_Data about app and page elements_
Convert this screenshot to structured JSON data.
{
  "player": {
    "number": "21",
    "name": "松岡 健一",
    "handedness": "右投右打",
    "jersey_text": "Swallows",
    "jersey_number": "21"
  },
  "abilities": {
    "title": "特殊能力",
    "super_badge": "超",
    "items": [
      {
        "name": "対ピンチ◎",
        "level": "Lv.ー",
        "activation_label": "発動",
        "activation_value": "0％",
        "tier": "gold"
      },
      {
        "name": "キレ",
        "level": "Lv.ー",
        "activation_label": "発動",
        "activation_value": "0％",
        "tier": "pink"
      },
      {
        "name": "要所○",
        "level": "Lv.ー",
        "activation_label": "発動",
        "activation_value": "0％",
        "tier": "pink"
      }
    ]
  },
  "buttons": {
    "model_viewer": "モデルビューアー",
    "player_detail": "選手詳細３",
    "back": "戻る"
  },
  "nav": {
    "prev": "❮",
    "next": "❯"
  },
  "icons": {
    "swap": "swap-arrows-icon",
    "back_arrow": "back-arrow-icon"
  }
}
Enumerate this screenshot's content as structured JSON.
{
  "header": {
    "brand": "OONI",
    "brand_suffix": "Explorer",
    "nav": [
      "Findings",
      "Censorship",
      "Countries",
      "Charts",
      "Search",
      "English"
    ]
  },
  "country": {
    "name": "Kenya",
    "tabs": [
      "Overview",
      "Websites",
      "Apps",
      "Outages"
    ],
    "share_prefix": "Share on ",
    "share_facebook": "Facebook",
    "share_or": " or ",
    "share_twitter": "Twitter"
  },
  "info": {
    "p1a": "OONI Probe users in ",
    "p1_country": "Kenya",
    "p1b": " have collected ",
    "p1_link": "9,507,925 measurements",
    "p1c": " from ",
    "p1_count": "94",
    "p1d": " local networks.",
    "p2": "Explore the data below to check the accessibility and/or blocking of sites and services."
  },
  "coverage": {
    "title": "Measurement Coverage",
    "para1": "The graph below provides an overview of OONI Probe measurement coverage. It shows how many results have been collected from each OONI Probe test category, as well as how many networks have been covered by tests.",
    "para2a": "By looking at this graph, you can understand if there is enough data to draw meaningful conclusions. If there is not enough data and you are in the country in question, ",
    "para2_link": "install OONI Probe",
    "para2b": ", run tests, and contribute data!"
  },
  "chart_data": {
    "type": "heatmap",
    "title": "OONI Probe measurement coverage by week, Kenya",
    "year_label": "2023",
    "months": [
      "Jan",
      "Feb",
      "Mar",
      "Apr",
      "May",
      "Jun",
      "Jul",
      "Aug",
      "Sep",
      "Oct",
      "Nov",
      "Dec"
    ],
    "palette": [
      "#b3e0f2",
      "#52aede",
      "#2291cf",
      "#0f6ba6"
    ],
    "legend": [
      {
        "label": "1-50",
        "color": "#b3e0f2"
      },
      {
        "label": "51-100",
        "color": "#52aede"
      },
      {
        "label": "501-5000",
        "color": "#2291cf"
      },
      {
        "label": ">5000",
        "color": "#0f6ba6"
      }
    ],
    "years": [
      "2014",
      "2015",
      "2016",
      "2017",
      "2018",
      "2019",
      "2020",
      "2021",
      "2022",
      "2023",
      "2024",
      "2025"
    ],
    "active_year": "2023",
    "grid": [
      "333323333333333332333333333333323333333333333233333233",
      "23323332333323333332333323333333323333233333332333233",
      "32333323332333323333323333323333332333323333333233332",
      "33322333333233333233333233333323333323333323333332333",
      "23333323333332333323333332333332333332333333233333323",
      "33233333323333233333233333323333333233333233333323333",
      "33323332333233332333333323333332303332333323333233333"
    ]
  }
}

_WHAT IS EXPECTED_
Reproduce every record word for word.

_RESPONSE_
Convert this screenshot to structured JSON data.
{
  "player": {
    "number": "21",
    "name": "松岡 健一",
    "handedness": "右投右打",
    "jersey_text": "Swallows",
    "jersey_number": "21"
  },
  "abilities": {
    "title": "特殊能力",
    "super_badge": "超",
    "items": [
      {
        "name": "対ピンチ◎",
        "level": "Lv.ー",
        "activation_label": "発動",
        "activation_value": "0％",
        "tier": "gold"
      },
      {
        "name": "キレ",
        "level": "Lv.ー",
        "activation_label": "発動",
        "activation_value": "0％",
        "tier": "pink"
      },
      {
        "name": "要所○",
        "level": "Lv.ー",
        "activation_label": "発動",
        "activation_value": "0％",
        "tier": "pink"
      }
    ]
  },
  "buttons": {
    "model_viewer": "モデルビューアー",
    "player_detail": "選手詳細３",
    "back": "戻る"
  },
  "nav": {
    "prev": "❮",
    "next": "❯"
  },
  "icons": {
    "swap": "swap-arrows-icon",
    "back_arrow": "back-arrow-icon"
  }
}
Enumerate this screenshot's content as structured JSON.
{
  "header": {
    "brand": "OONI",
    "brand_suffix": "Explorer",
    "nav": [
      "Findings",
      "Censorship",
      "Countries",
      "Charts",
      "Search",
      "English"
    ]
  },
  "country": {
    "name": "Kenya",
    "tabs": [
      "Overview",
      "Websites",
      "Apps",
      "Outages"
    ],
    "share_prefix": "Share on ",
    "share_facebook": "Facebook",
    "share_or": " or ",
    "share_twitter": "Twitter"
  },
  "info": {
    "p1a": "OONI Probe users in ",
    "p1_country": "Kenya",
    "p1b": " have collected ",
    "p1_link": "9,507,925 measurements",
    "p1c": " from ",
    "p1_count": "94",
    "p1d": " local networks.",
    "p2": "Explore the data below to check the accessibility and/or blocking of sites and services."
  },
  "coverage": {
    "title": "Measurement Coverage",
    "para1": "The graph below provides an overview of OONI Probe measurement coverage. It shows how many results have been collected from each OONI Probe test category, as well as how many networks have been covered by tests.",
    "para2a": "By looking at this graph, you can understand if there is enough data to draw meaningful conclusions. If there is not enough data and you are in the country in question, ",
    "para2_link": "install OONI Probe",
    "para2b": ", run tests, and contribute data!"
  },
  "chart_data": {
    "type": "heatmap",
    "title": "OONI Probe measurement coverage by week, Kenya",
    "year_label": "2023",
    "months": [
      "Jan",
      "Feb",
      "Mar",
      "Apr",
      "May",
      "Jun",
      "Jul",
      "Aug",
      "Sep",
      "Oct",
      "Nov",
      "Dec"
    ],
    "palette": [
      "#b3e0f2",
      "#52aede",
      "#2291cf",
      "#0f6ba6"
    ],
    "legend": [
      {
        "label": "1-50",
        "color": "#b3e0f2"
      },
      {
        "label": "51-100",
        "color": "#52aede"
      },
      {
        "label": "501-5000",
        "color": "#2291cf"
      },
      {
        "label": ">5000",
        "color": "#0f6ba6"
      }
    ],
    "years": [
      "2014",
      "2015",
      "2016",
      "2017",
      "2018",
      "2019",
      "2020",
      "2021",
      "2022",
      "2023",
      "2024",
      "2025"
    ],
    "active_year": "2023",
    "grid": [
      "333323333333333332333333333333323333333333333233333233",
      "23323332333323333332333323333333323333233333332333233",
      "32333323332333323333323333323333332333323333333233332",
      "33322333333233333233333233333323333323333323333332333",
      "23333323333332333323333332333332333332333333233333323",
      "33233333323333233333233333323333333233333233333323333",
      "33323332333233332333333323333332303332333323333233333"
    ]
  }
}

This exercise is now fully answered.